# Complex number trig

1. Nov 29, 2005

### square_imp

I need to work out both cos and sine of (2-i). The answer needs to be in the form x+iy where both x and y are real.

So far I have got:

cos (x) = ( e^ix + e^-ix ) / 2 as a general formula which when I substitute in gives:

0.5e^(2i+1) + 0.5e^(-2i-1)

How do I get this into the correct form? and have I used the correct formula?

Thanks, any help is welcome.

2. Nov 29, 2005

### Galileo

Write down the real and imaginary parts of $\exp(2i+1)$ and $\exp(-2i-1)$ and collect terms.

Yes, the formula for cos(x) is correct.

3. Dec 1, 2005

### square_imp

Thanks for the help, I think my problem is my understanding of complex numbers. How do you split the exp terms into real and imaginary parts? Can you help me with that?

4. Dec 1, 2005

### Galileo

Do you know the definition of the exponent of a complex number? $\exp(z)=\exp(x+iy)$

That would be the most basic thing to start with right? How come you are working with expressions like $\exp(1+2i)$ when you don't even know what it means? (And ofcourse, if you don't know, you should find out).

The complex exponential obeys the familiar rule: $\exp(z_1+z_2)=\exp(z_1)\exp(z_2)$, so $\exp(x+iy)=\exp(x)\exp(iy)$. From Euler's formula: $\exp(iy)=\cos y+i\sin y$ so:

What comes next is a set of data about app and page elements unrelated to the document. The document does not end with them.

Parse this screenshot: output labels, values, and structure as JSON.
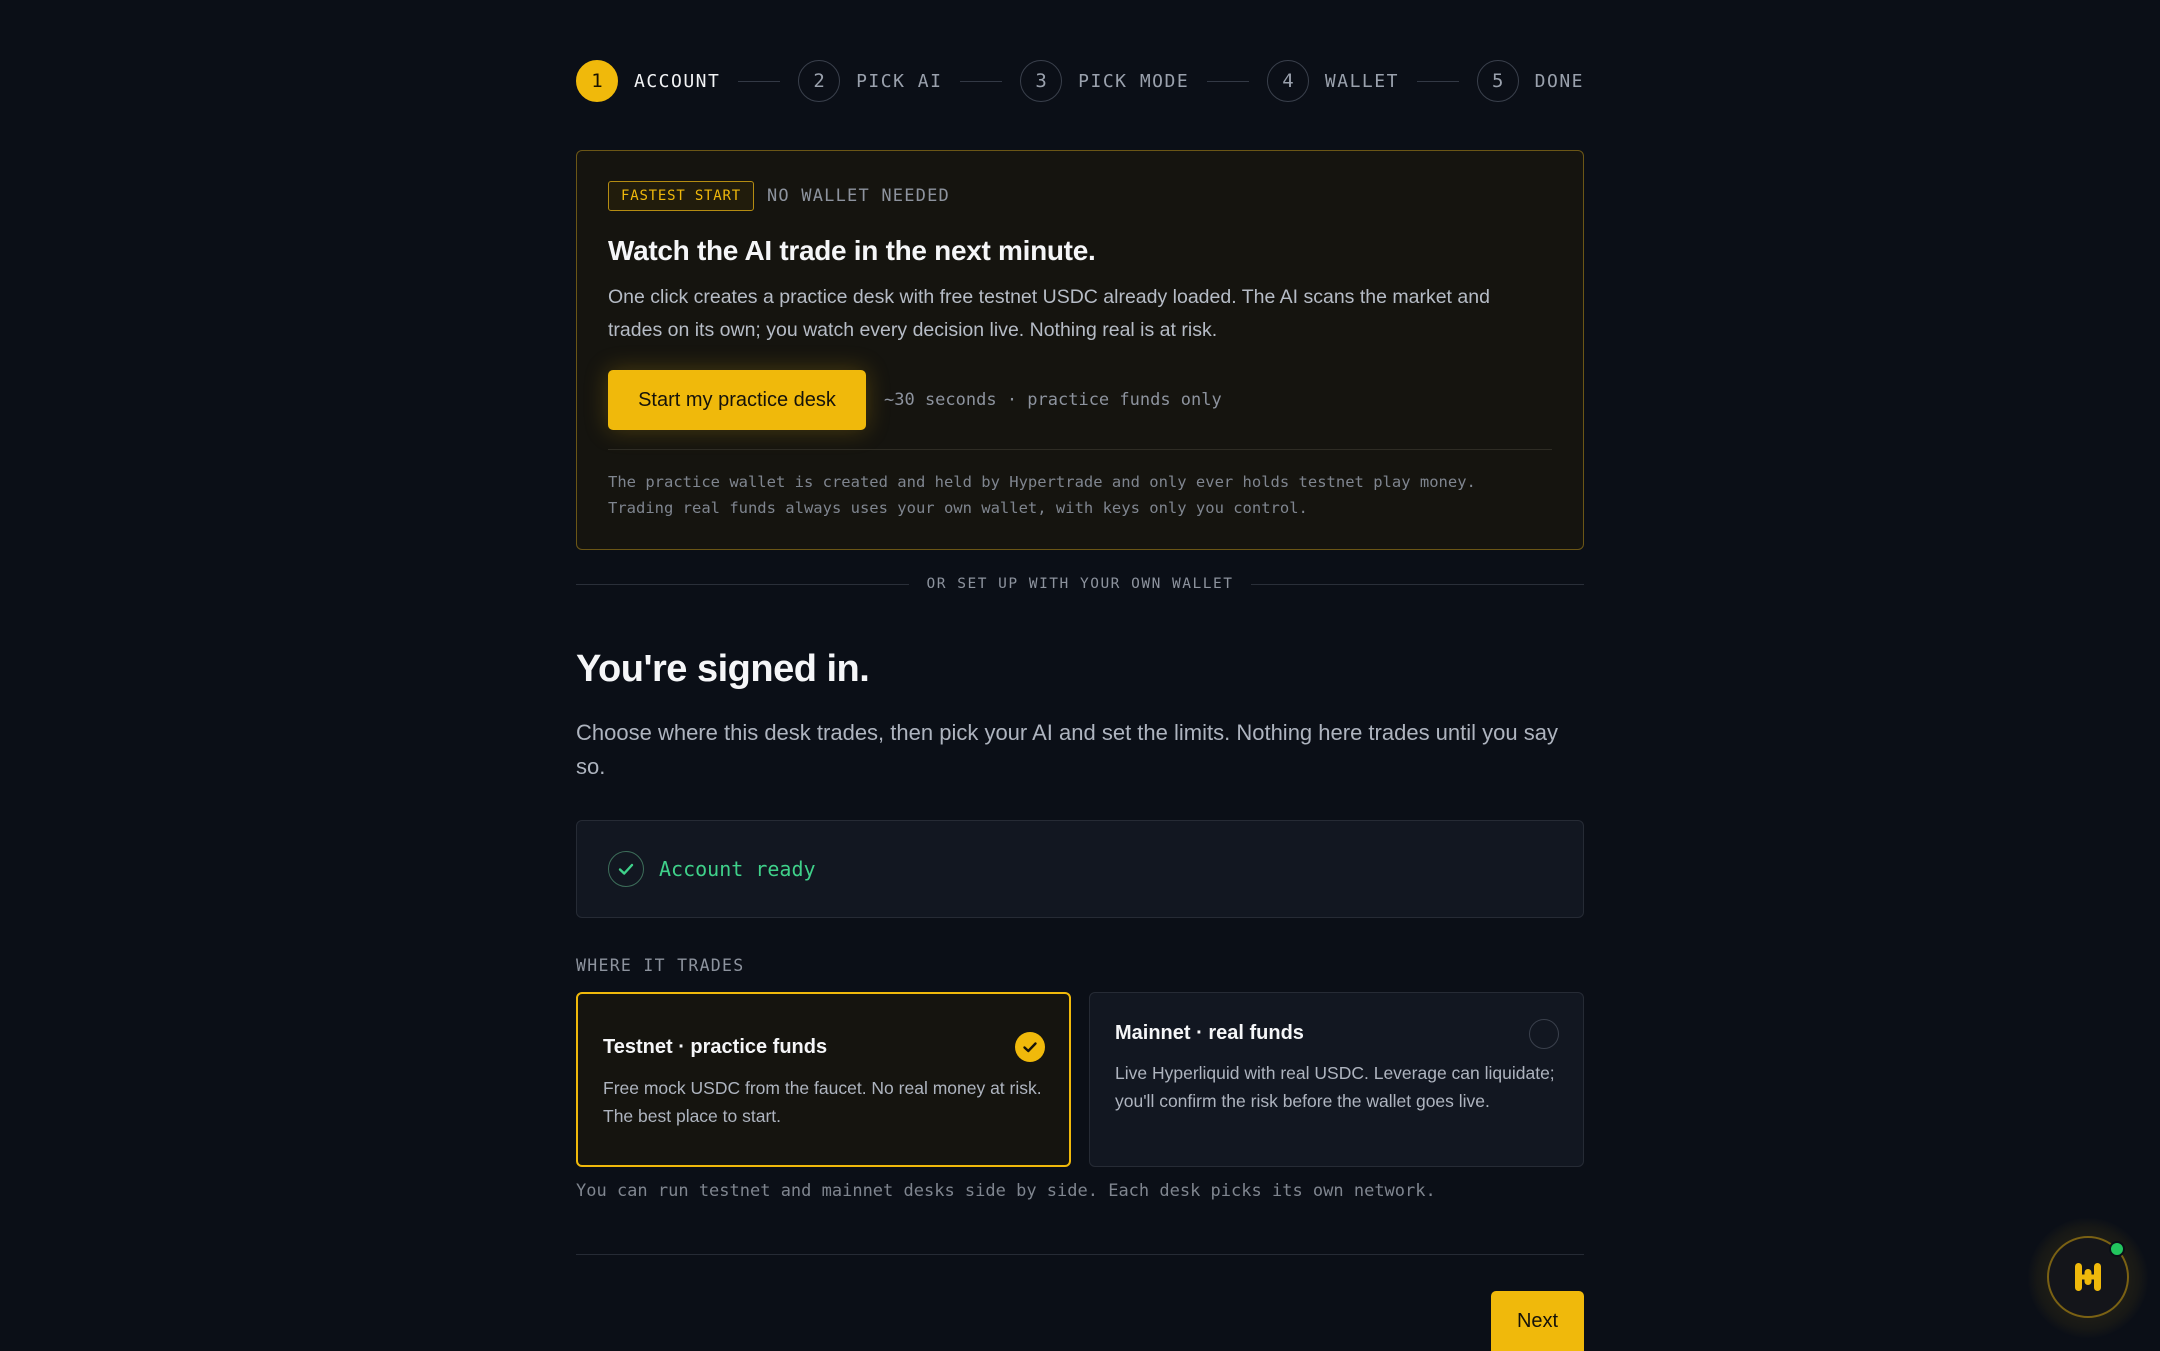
{
  "stepper": {
    "steps": [
      {
        "num": "1",
        "label": "ACCOUNT"
      },
      {
        "num": "2",
        "label": "PICK AI"
      },
      {
        "num": "3",
        "label": "PICK MODE"
      },
      {
        "num": "4",
        "label": "WALLET"
      },
      {
        "num": "5",
        "label": "DONE"
      }
    ],
    "active_index": 0
  },
  "fast_start": {
    "badge": "FASTEST START",
    "badge_side": "NO WALLET NEEDED",
    "title": "Watch the AI trade in the next minute.",
    "description": "One click creates a practice desk with free testnet USDC already loaded. The AI scans the market and trades on its own; you watch every decision live. Nothing real is at risk.",
    "cta_label": "Start my practice desk",
    "cta_note": "~30 seconds · practice funds only",
    "fine_print_1": "The practice wallet is created and held by Hypertrade and only ever holds testnet play money.",
    "fine_print_2": "Trading real funds always uses your own wallet, with keys only you control."
  },
  "divider_text": "OR SET UP WITH YOUR OWN WALLET",
  "signed_in": {
    "title": "You're signed in.",
    "description": "Choose where this desk trades, then pick your AI and set the limits. Nothing here trades until you say so."
  },
  "account_status": "Account ready",
  "where": {
    "label": "WHERE IT TRADES",
    "options": [
      {
        "title": "Testnet · practice funds",
        "description": "Free mock USDC from the faucet. No real money at risk. The best place to start.",
        "selected": true
      },
      {
        "title": "Mainnet · real funds",
        "description": "Live Hyperliquid with real USDC. Leverage can liquidate; you'll confirm the risk before the wallet goes live.",
        "selected": false
      }
    ],
    "note": "You can run testnet and mainnet desks side by side. Each desk picks its own network."
  },
  "next_label": "Next",
  "colors": {
    "accent": "#f0b90b",
    "background": "#0b0f17",
    "success": "#3fd18a",
    "online_dot": "#22c55e"
  },
  "icons": {
    "check": "check-icon",
    "radio": "radio-empty-icon",
    "assistant": "hypertrade-logo-icon"
  }
}
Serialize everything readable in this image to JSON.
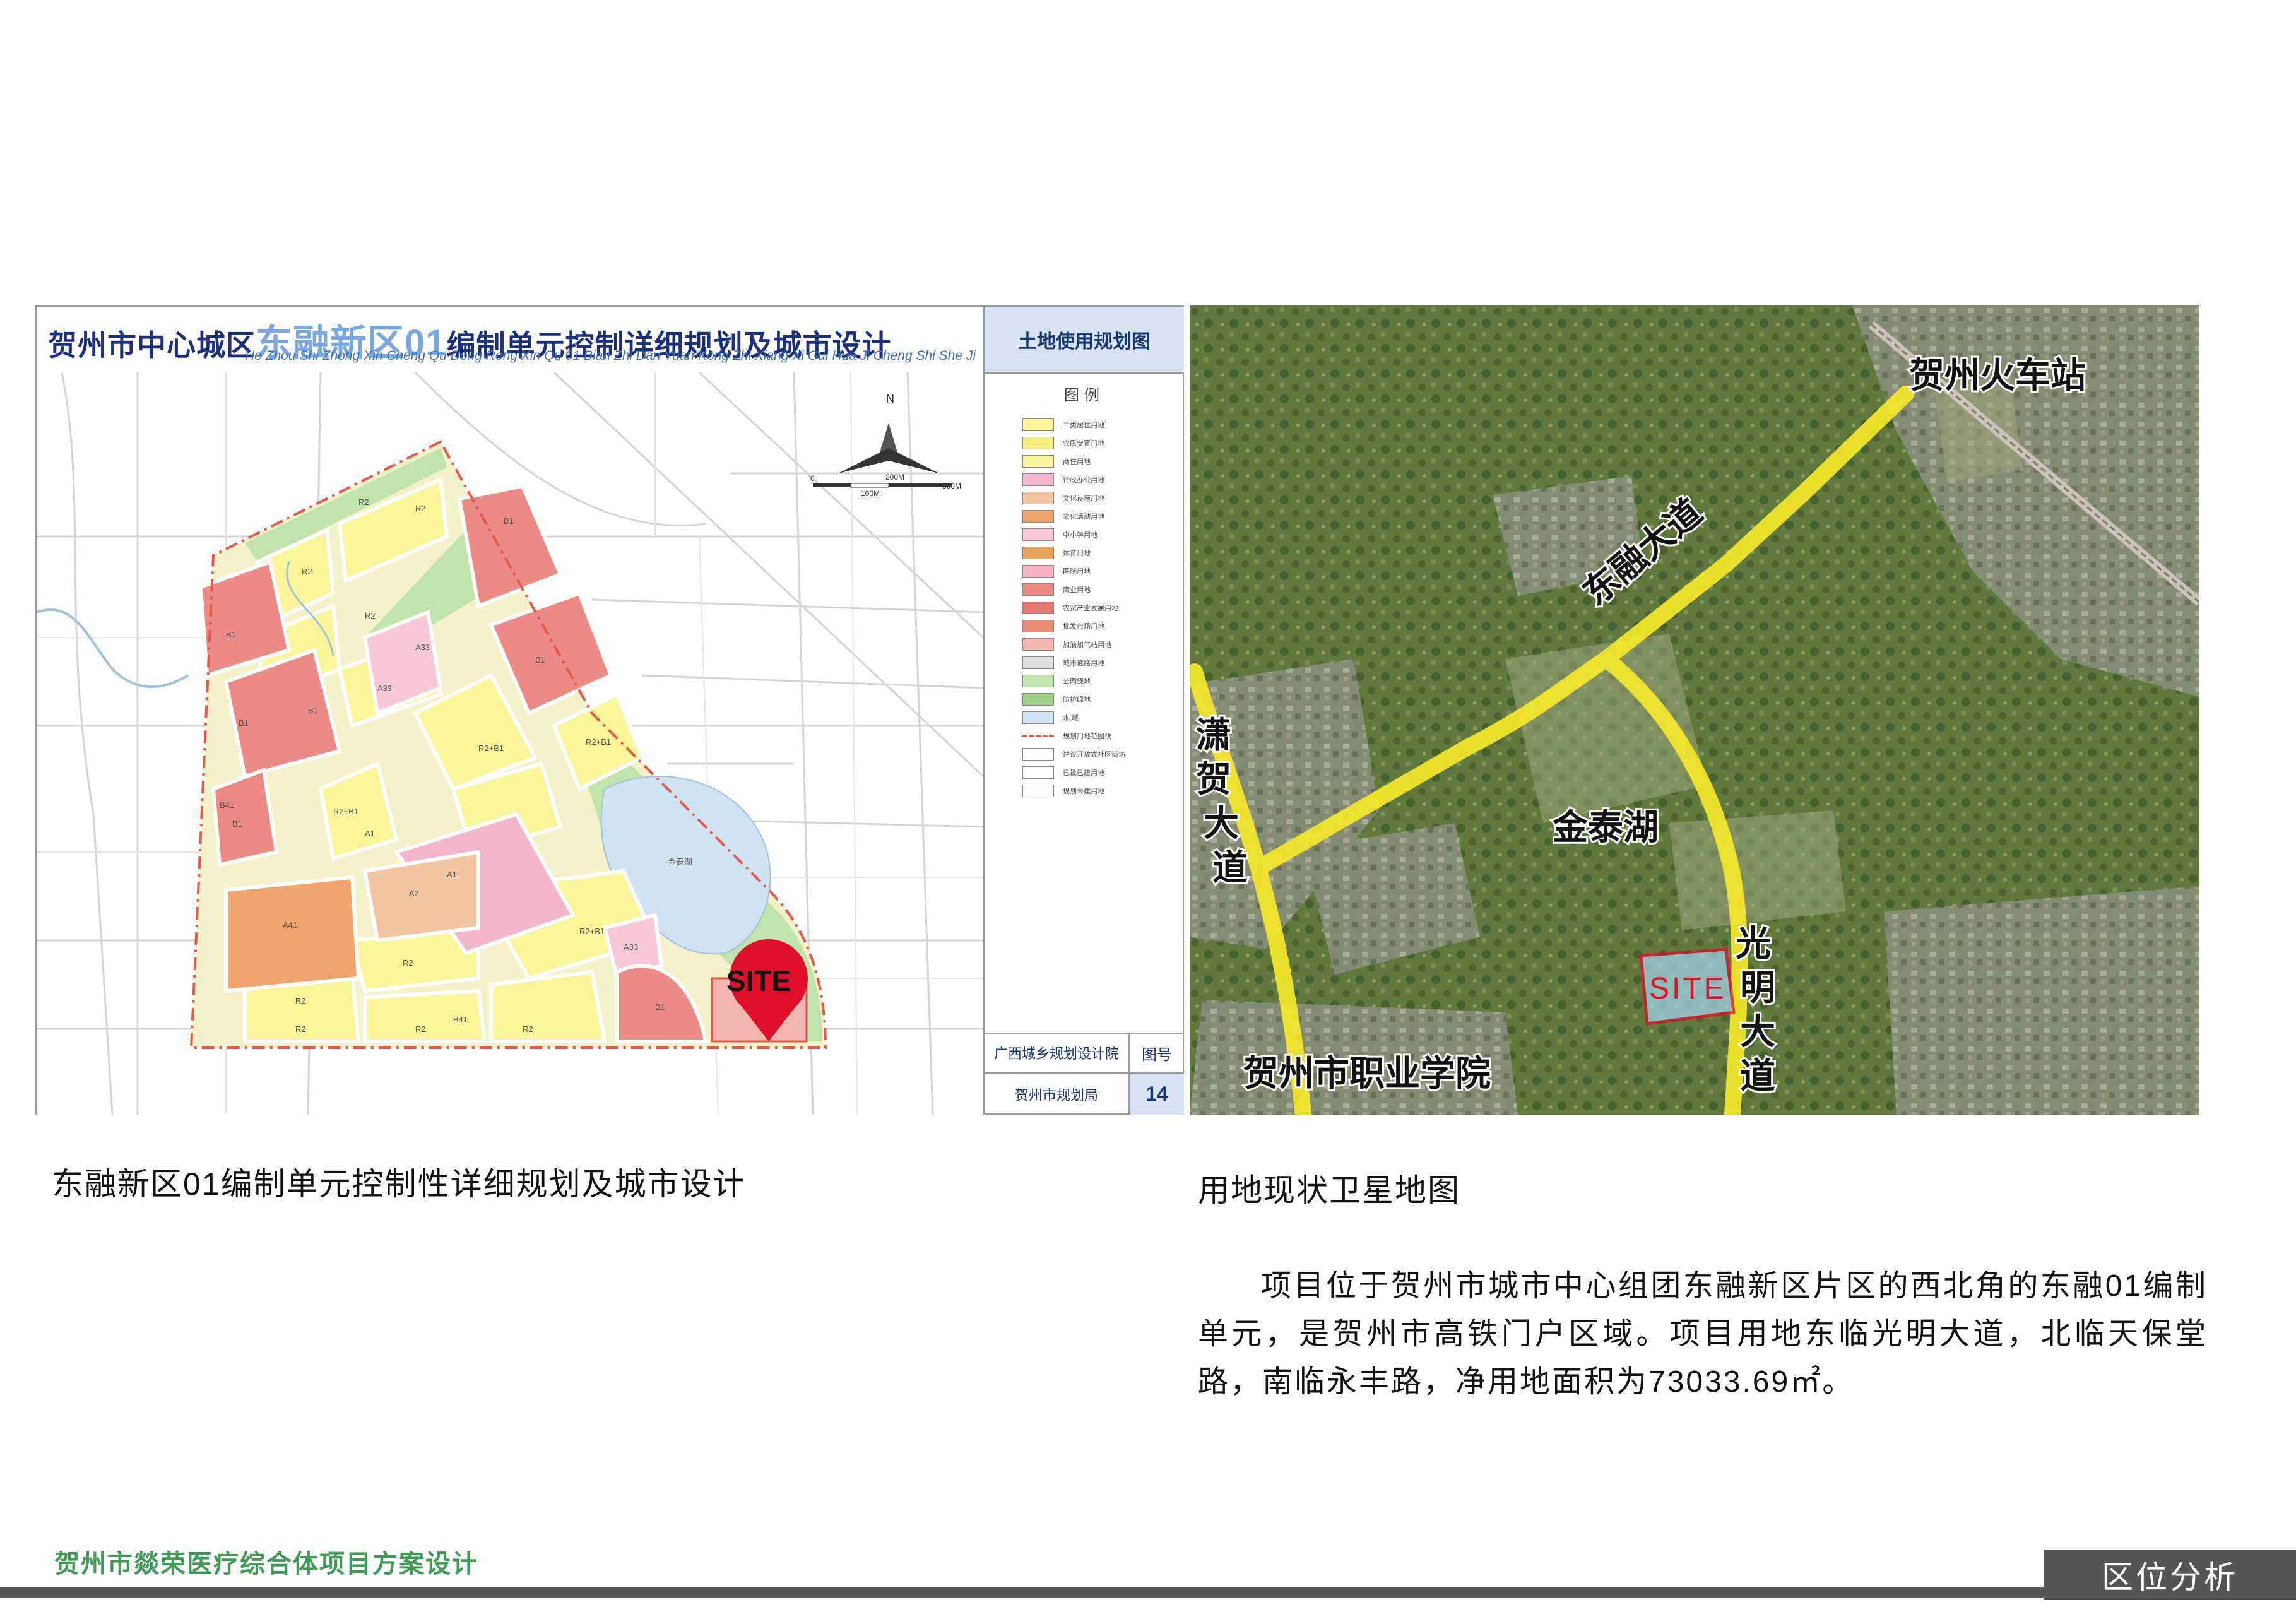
{
  "plan_map": {
    "title_prefix": "贺州市中心城区",
    "title_highlight": "东融新区01",
    "title_suffix": "编制单元控制详细规划及城市设计",
    "pinyin": "He Zhou Shi Zhong Xin Cheng Qu Dong Rong Xin Qu 01 Bian Zhi Dan Yuan Kong Zhi Xiang Xi Gui Hua Ji Cheng Shi She Ji",
    "side_title": "土地使用规划图",
    "legend_title": "图例",
    "legend": [
      {
        "label": "二类居住用地",
        "color": "#fbf59a"
      },
      {
        "label": "农民安置用地",
        "color": "#f4ee7f"
      },
      {
        "label": "商住用地",
        "color": "#f6f39b"
      },
      {
        "label": "行政办公用地",
        "color": "#f6b6c9"
      },
      {
        "label": "文化设施用地",
        "color": "#f3c5a0"
      },
      {
        "label": "文化活动用地",
        "color": "#f0a56d"
      },
      {
        "label": "中小学用地",
        "color": "#f6c8d8"
      },
      {
        "label": "体育用地",
        "color": "#e9a25a"
      },
      {
        "label": "医院用地",
        "color": "#f6b2c1"
      },
      {
        "label": "商业用地",
        "color": "#ec8a86"
      },
      {
        "label": "农贸产业发展用地",
        "color": "#e87a75"
      },
      {
        "label": "批发市场用地",
        "color": "#ee8c7c"
      },
      {
        "label": "加油加气站用地",
        "color": "#f2b5b0"
      },
      {
        "label": "城市道路用地",
        "color": "#dddddd"
      },
      {
        "label": "公园绿地",
        "color": "#bfe3a8"
      },
      {
        "label": "防护绿地",
        "color": "#9fd18a"
      },
      {
        "label": "水 域",
        "color": "#cfe3f2"
      },
      {
        "label": "规划用地范围线",
        "color": "#e35a4a"
      },
      {
        "label": "建议开放式社区街坊",
        "color": "#ffffff"
      },
      {
        "label": "已批已建用地",
        "color": "#ffffff"
      },
      {
        "label": "规划未建用地",
        "color": "#ffffff"
      }
    ],
    "institute": "广西城乡规划设计院",
    "bureau": "贺州市规划局",
    "fig_label": "图号",
    "fig_number": "14",
    "north": "N",
    "scale_200": "200M",
    "scale_300": "300M",
    "scale_100": "100M",
    "scale_0": "0",
    "lake_label": "金泰湖",
    "site_label": "SITE",
    "parcel_labels": [
      "R2",
      "R2",
      "R2",
      "R2",
      "B1",
      "B1",
      "B1",
      "B1",
      "A33",
      "A33",
      "R2+B1",
      "R2+B1",
      "R2+B1",
      "R2+B1",
      "A1",
      "A1",
      "A2",
      "A41",
      "A33",
      "R2",
      "R2",
      "R2",
      "R2",
      "R2",
      "B1",
      "B41",
      "B1",
      "B41",
      "B1"
    ]
  },
  "satellite": {
    "train_station": "贺州火车站",
    "road_dongrong": "东融大道",
    "road_xiaohe": "潇贺大道",
    "lake": "金泰湖",
    "road_guangming": "光明大道",
    "college": "贺州市职业学院",
    "site_label": "SITE"
  },
  "captions": {
    "left": "东融新区01编制单元控制性详细规划及城市设计",
    "right": "用地现状卫星地图"
  },
  "description": "项目位于贺州市城市中心组团东融新区片区的西北角的东融01编制单元，是贺州市高铁门户区域。项目用地东临光明大道，北临天保堂路，南临永丰路，净用地面积为73033.69㎡。",
  "footer": {
    "project_title": "贺州市燚荣医疗综合体项目方案设计",
    "section": "区位分析"
  },
  "colors": {
    "accent_green": "#3f9a55",
    "footer_bar": "#555555",
    "road_yellow": "#f6e82a",
    "site_red": "#e0102a"
  }
}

$$e^{x+iy}=e^x(\cos y+i\sin y)$$

Last edited: Dec 1, 2005
5. Dec 2, 2005

### square_imp

Thanks for all the help Galileo, I have had another look over complex numbers and I understand it all better now. My only remaining question is whether Euler's formula for exp(iy)=cosy + isiny is for y in radians or is in degree's? I think it is degrees, but I am not sure.

Thanks again

6. Dec 2, 2005

### NateTG

It's in radians. One way to look at it is:
$$e^x=\sum_{n=0}^{\infty} \frac{x^n}{n!}$$
$$\sin(x)=\sum_{n=0}^{\infty} (-1)^n \frac{x^{2n+1}}{(2n+1)!}$$
$$\cos(x)=\sum_{i=0}^{\infty} (-1)^n \frac{x^{2n}}{(2n)!}$$